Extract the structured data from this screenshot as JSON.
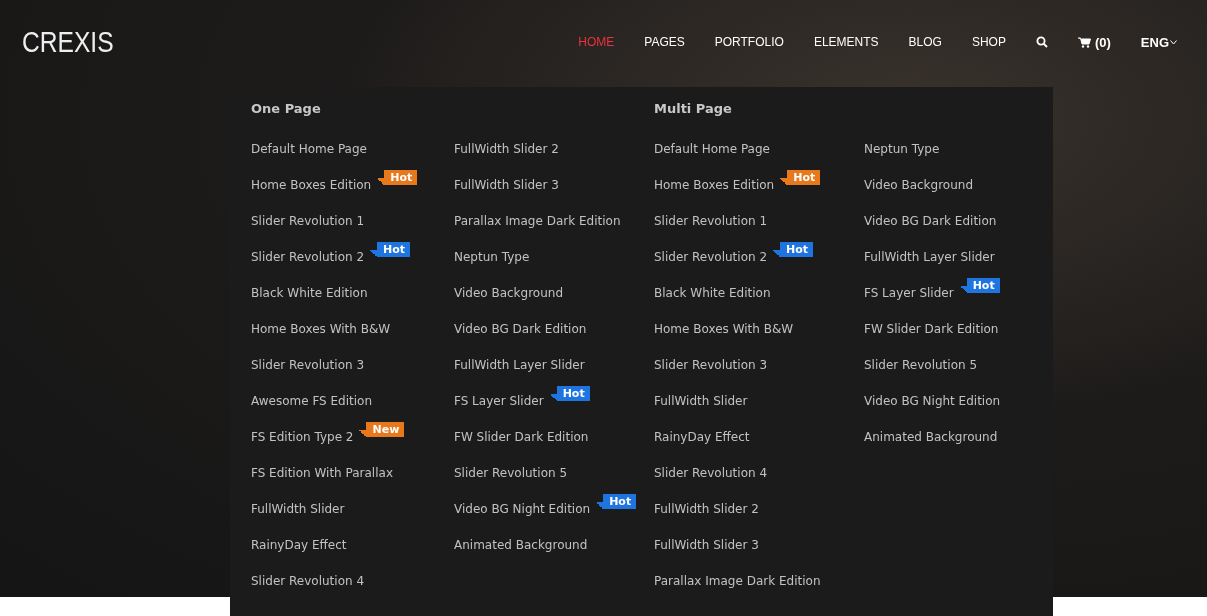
{
  "logo": "CREXIS",
  "nav": [
    {
      "label": "HOME",
      "selected": true
    },
    {
      "label": "PAGES",
      "selected": false
    },
    {
      "label": "PORTFOLIO",
      "selected": false
    },
    {
      "label": "ELEMENTS",
      "selected": false
    },
    {
      "label": "BLOG",
      "selected": false
    },
    {
      "label": "SHOP",
      "selected": false
    }
  ],
  "cart": "(0)",
  "language": "ENG",
  "menu_sections": [
    {
      "title": "One Page",
      "columns": [
        [
          {
            "label": "Default Home Page"
          },
          {
            "label": "Home Boxes Edition",
            "badge": {
              "text": "Hot",
              "color": "#e8781c"
            }
          },
          {
            "label": "Slider Revolution 1"
          },
          {
            "label": "Slider Revolution 2",
            "badge": {
              "text": "Hot",
              "color": "#1f75e0"
            }
          },
          {
            "label": "Black White Edition"
          },
          {
            "label": "Home Boxes With B&W"
          },
          {
            "label": "Slider Revolution 3"
          },
          {
            "label": "Awesome FS Edition"
          },
          {
            "label": "FS Edition Type 2",
            "badge": {
              "text": "New",
              "color": "#e8781c"
            }
          },
          {
            "label": "FS Edition With Parallax"
          },
          {
            "label": "FullWidth Slider"
          },
          {
            "label": "RainyDay Effect"
          },
          {
            "label": "Slider Revolution 4"
          }
        ],
        [
          {
            "label": "FullWidth Slider 2"
          },
          {
            "label": "FullWidth Slider 3"
          },
          {
            "label": "Parallax Image Dark Edition"
          },
          {
            "label": "Neptun Type"
          },
          {
            "label": "Video Background"
          },
          {
            "label": "Video BG Dark Edition"
          },
          {
            "label": "FullWidth Layer Slider"
          },
          {
            "label": "FS Layer Slider",
            "badge": {
              "text": "Hot",
              "color": "#1f75e0"
            }
          },
          {
            "label": "FW Slider Dark Edition"
          },
          {
            "label": "Slider Revolution 5"
          },
          {
            "label": "Video BG Night Edition",
            "badge": {
              "text": "Hot",
              "color": "#1f75e0"
            }
          },
          {
            "label": "Animated Background"
          }
        ]
      ]
    },
    {
      "title": "Multi Page",
      "columns": [
        [
          {
            "label": "Default Home Page"
          },
          {
            "label": "Home Boxes Edition",
            "badge": {
              "text": "Hot",
              "color": "#e8781c"
            }
          },
          {
            "label": "Slider Revolution 1"
          },
          {
            "label": "Slider Revolution 2",
            "badge": {
              "text": "Hot",
              "color": "#1f75e0"
            }
          },
          {
            "label": "Black White Edition"
          },
          {
            "label": "Home Boxes With B&W"
          },
          {
            "label": "Slider Revolution 3"
          },
          {
            "label": "FullWidth Slider"
          },
          {
            "label": "RainyDay Effect"
          },
          {
            "label": "Slider Revolution 4"
          },
          {
            "label": "FullWidth Slider 2"
          },
          {
            "label": "FullWidth Slider 3"
          },
          {
            "label": "Parallax Image Dark Edition"
          }
        ],
        [
          {
            "label": "Neptun Type"
          },
          {
            "label": "Video Background"
          },
          {
            "label": "Video BG Dark Edition"
          },
          {
            "label": "FullWidth Layer Slider"
          },
          {
            "label": "FS Layer Slider",
            "badge": {
              "text": "Hot",
              "color": "#1f75e0"
            }
          },
          {
            "label": "FW Slider Dark Edition"
          },
          {
            "label": "Slider Revolution 5"
          },
          {
            "label": "Video BG Night Edition"
          },
          {
            "label": "Animated Background"
          }
        ]
      ]
    }
  ]
}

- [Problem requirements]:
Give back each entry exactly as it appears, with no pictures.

- [Response below]:
Extract the structured data from this screenshot as JSON.
{
  "logo": "CREXIS",
  "nav": [
    {
      "label": "HOME",
      "selected": true
    },
    {
      "label": "PAGES",
      "selected": false
    },
    {
      "label": "PORTFOLIO",
      "selected": false
    },
    {
      "label": "ELEMENTS",
      "selected": false
    },
    {
      "label": "BLOG",
      "selected": false
    },
    {
      "label": "SHOP",
      "selected": false
    }
  ],
  "cart": "(0)",
  "language": "ENG",
  "menu_sections": [
    {
      "title": "One Page",
      "columns": [
        [
          {
            "label": "Default Home Page"
          },
          {
            "label": "Home Boxes Edition",
            "badge": {
              "text": "Hot",
              "color": "#e8781c"
            }
          },
          {
            "label": "Slider Revolution 1"
          },
          {
            "label": "Slider Revolution 2",
            "badge": {
              "text": "Hot",
              "color": "#1f75e0"
            }
          },
          {
            "label": "Black White Edition"
          },
          {
            "label": "Home Boxes With B&W"
          },
          {
            "label": "Slider Revolution 3"
          },
          {
            "label": "Awesome FS Edition"
          },
          {
            "label": "FS Edition Type 2",
            "badge": {
              "text": "New",
              "color": "#e8781c"
            }
          },
          {
            "label": "FS Edition With Parallax"
          },
          {
            "label": "FullWidth Slider"
          },
          {
            "label": "RainyDay Effect"
          },
          {
            "label": "Slider Revolution 4"
          }
        ],
        [
          {
            "label": "FullWidth Slider 2"
          },
          {
            "label": "FullWidth Slider 3"
          },
          {
            "label": "Parallax Image Dark Edition"
          },
          {
            "label": "Neptun Type"
          },
          {
            "label": "Video Background"
          },
          {
            "label": "Video BG Dark Edition"
          },
          {
            "label": "FullWidth Layer Slider"
          },
          {
            "label": "FS Layer Slider",
            "badge": {
              "text": "Hot",
              "color": "#1f75e0"
            }
          },
          {
            "label": "FW Slider Dark Edition"
          },
          {
            "label": "Slider Revolution 5"
          },
          {
            "label": "Video BG Night Edition",
            "badge": {
              "text": "Hot",
              "color": "#1f75e0"
            }
          },
          {
            "label": "Animated Background"
          }
        ]
      ]
    },
    {
      "title": "Multi Page",
      "columns": [
        [
          {
            "label": "Default Home Page"
          },
          {
            "label": "Home Boxes Edition",
            "badge": {
              "text": "Hot",
              "color": "#e8781c"
            }
          },
          {
            "label": "Slider Revolution 1"
          },
          {
            "label": "Slider Revolution 2",
            "badge": {
              "text": "Hot",
              "color": "#1f75e0"
            }
          },
          {
            "label": "Black White Edition"
          },
          {
            "label": "Home Boxes With B&W"
          },
          {
            "label": "Slider Revolution 3"
          },
          {
            "label": "FullWidth Slider"
          },
          {
            "label": "RainyDay Effect"
          },
          {
            "label": "Slider Revolution 4"
          },
          {
            "label": "FullWidth Slider 2"
          },
          {
            "label": "FullWidth Slider 3"
          },
          {
            "label": "Parallax Image Dark Edition"
          }
        ],
        [
          {
            "label": "Neptun Type"
          },
          {
            "label": "Video Background"
          },
          {
            "label": "Video BG Dark Edition"
          },
          {
            "label": "FullWidth Layer Slider"
          },
          {
            "label": "FS Layer Slider",
            "badge": {
              "text": "Hot",
              "color": "#1f75e0"
            }
          },
          {
            "label": "FW Slider Dark Edition"
          },
          {
            "label": "Slider Revolution 5"
          },
          {
            "label": "Video BG Night Edition"
          },
          {
            "label": "Animated Background"
          }
        ]
      ]
    }
  ]
}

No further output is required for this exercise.